Contracting officers at federal agencies would face a two-year ban on receiving any compensation from companies to which they played a role in awarding a federal contract. That would double the current cooling-off period, as well as add any affiliates and subcontractors associated with those companies. Procurement officials would also have to report any job offers their relatives receive from companies to which they have awarded contracts. Employees would face a two-year ban on any involvement with contracts involving former employers.
The bill would also serve as a reauthorization measure for the Office of Government Ethics. It would make it harder for the president to fire the office's director. It would also give the agency more leeway in launching and conducting investigations and more teeth in enforcement, including through disciplinary action for ethics violators.
The measure would double the prohibition on senior officials in the Executive Schedule from attempting to influence employees at their former agencies from one year to two. It includes a “sense of the Congress” that the president and vice president should be subject to federal conflict of interest laws and would prohibit the president from contracting with the government. The Trump Organization’s contract with the General Services Administration to operate a hotel out of the Old Post Office Building in Washington, D.C., has been subject to much controversy and multiple investigations.

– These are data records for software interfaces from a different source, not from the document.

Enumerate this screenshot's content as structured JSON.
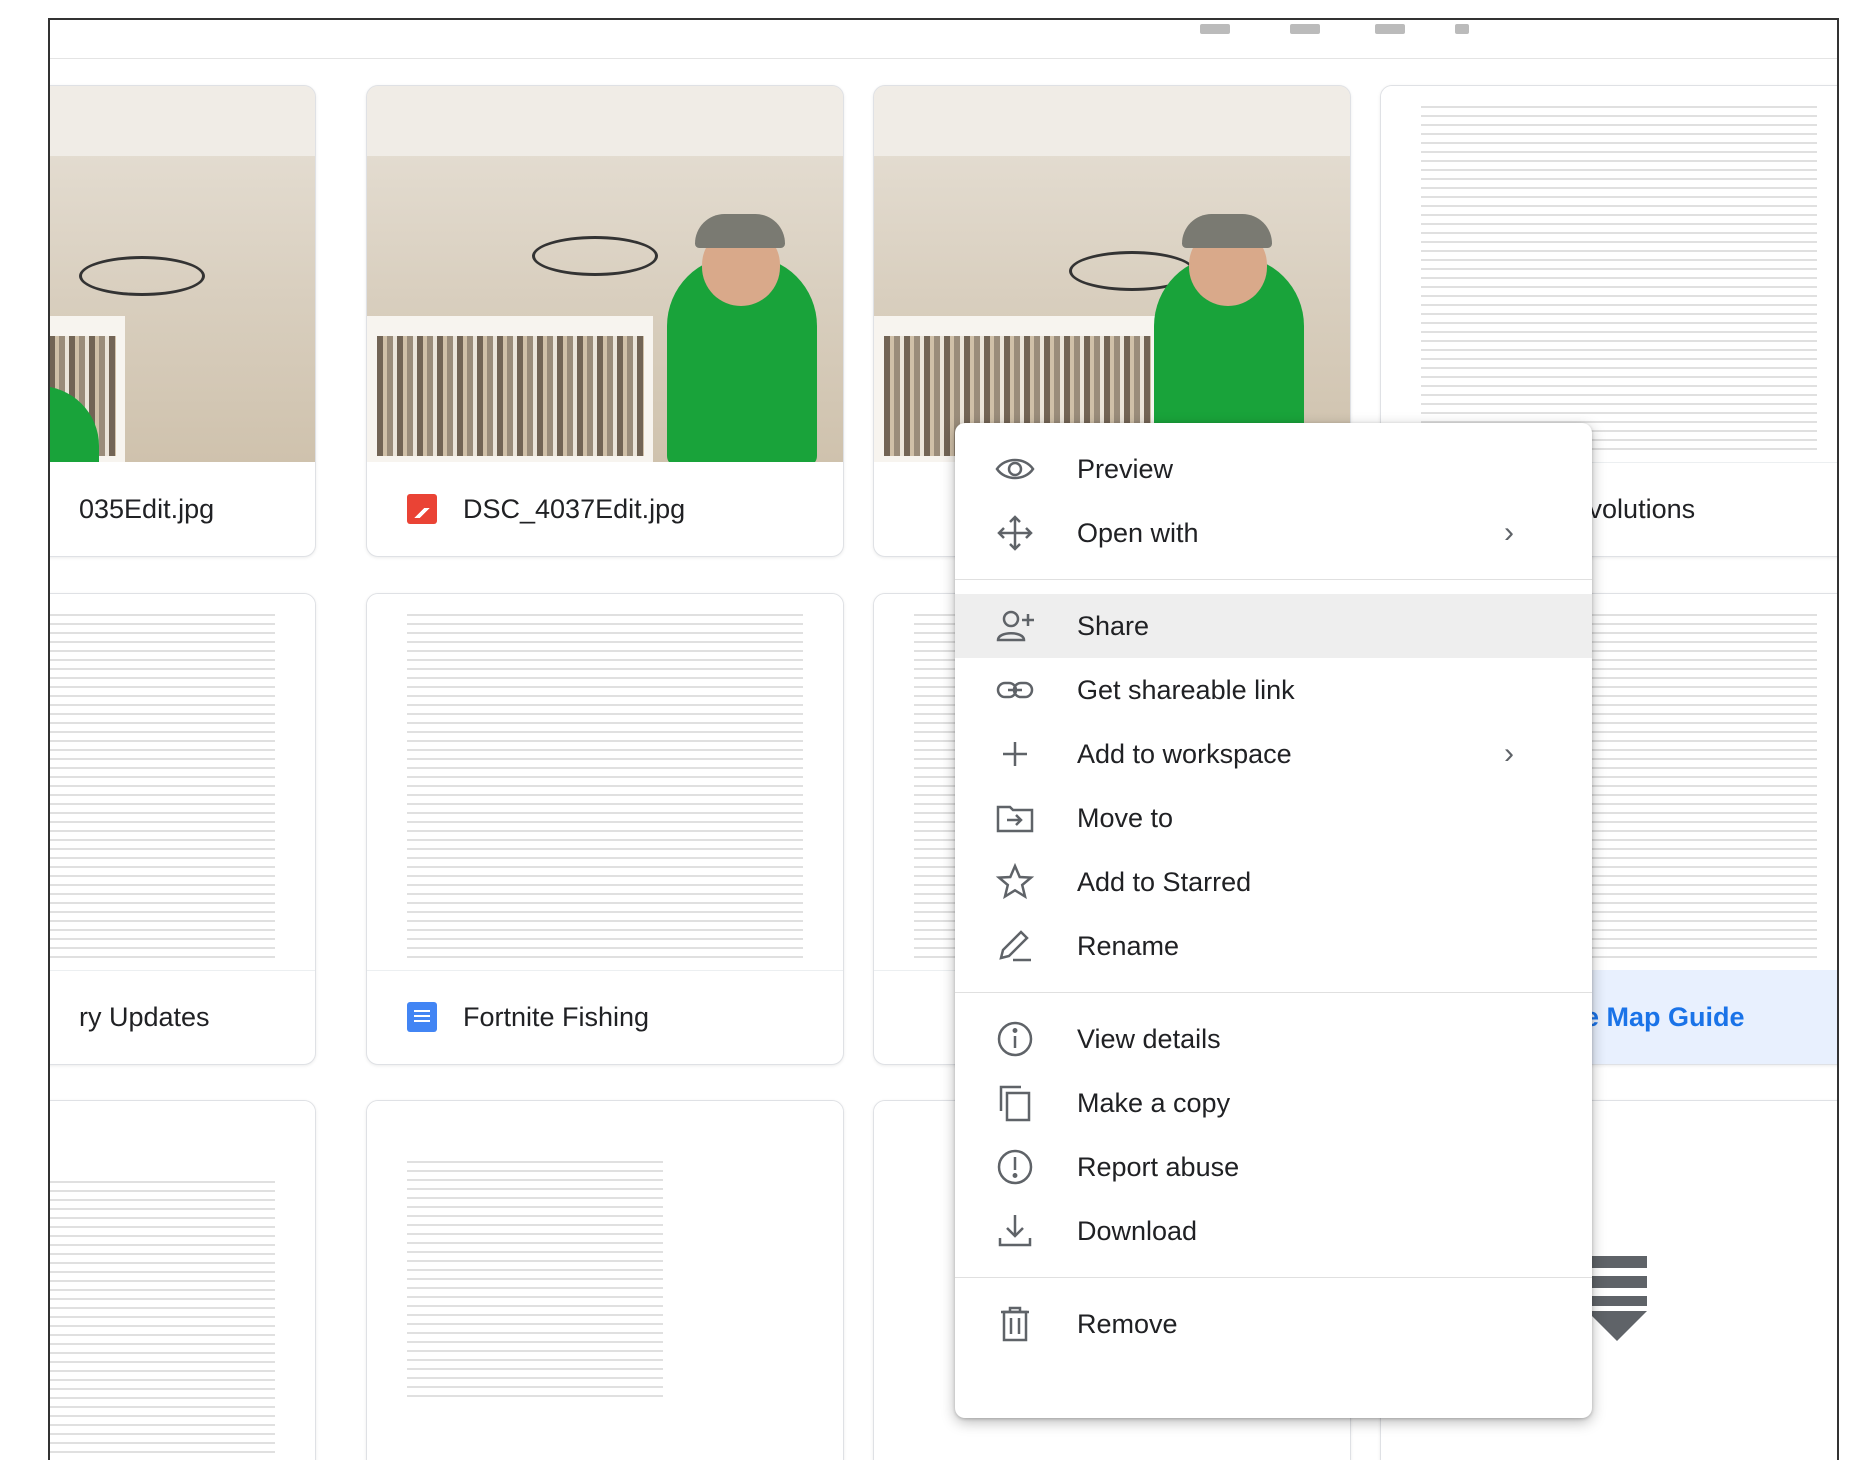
{
  "files": [
    {
      "name": "035Edit.jpg",
      "type": "image"
    },
    {
      "name": "DSC_4037Edit.jpg",
      "type": "image"
    },
    {
      "name": "",
      "type": "image"
    },
    {
      "name": "e evolutions",
      "type": "doc"
    },
    {
      "name": "ry Updates",
      "type": "doc"
    },
    {
      "name": "Fortnite Fishing",
      "type": "doc"
    },
    {
      "name": "nite Map Guide",
      "type": "doc"
    }
  ],
  "context_menu": {
    "preview": "Preview",
    "open_with": "Open with",
    "share": "Share",
    "get_link": "Get shareable link",
    "add_workspace": "Add to workspace",
    "move_to": "Move to",
    "add_starred": "Add to Starred",
    "rename": "Rename",
    "view_details": "View details",
    "make_copy": "Make a copy",
    "report_abuse": "Report abuse",
    "download": "Download",
    "remove": "Remove"
  },
  "colors": {
    "accent": "#1a73e8",
    "selected_bg": "#e8f0fe",
    "image_icon": "#ea4335",
    "doc_icon": "#4285f4",
    "shirt": "#19a33a"
  },
  "icons": [
    "eye-icon",
    "move-arrows-icon",
    "person-add-icon",
    "link-icon",
    "plus-icon",
    "folder-move-icon",
    "star-icon",
    "pencil-icon",
    "info-icon",
    "copy-icon",
    "alert-icon",
    "download-icon",
    "trash-icon",
    "chevron-right-icon",
    "image-file-icon",
    "doc-file-icon",
    "scroll-down-icon"
  ]
}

Citizens for Responsibility and Ethics in Washington, which has repeatedly sued Trump and members of his administration over allegations of conflicts of interest, praised the measure as a “tremendous step in the right direction” but said in some areas, the measure did not go far enough. The measure should have done more to override Trump’s decision to allow his business to continue to operate while in office, CREW Executive Director Noah Bookbinder said.
“That decision has resonated throughout his administration, creating constant risks that the president’s own decision-making will be affected by his financial interests; exposing thousands of federal government employees to corruption risks as they are forced to interact with his businesses; and setting a tone from the top that has allowed his Cabinet members and other senior appointees, including his own relatives, to ignore their own ethical obligations,” Bookbinder said.
Rep. John Sarbanes, D-Md., the bill’s lead author, said Democrats' sweeping House victories in November were in part due to their promise to clean up corruption in Washington.
“The bold, transformative set of reforms that we introduced today will strengthen our democracy and return political power to the people by making it easier, not harder, to vote, ending the dominance of big money in our politics and ensuring that public officials actually serve the public,” Sarbanes said.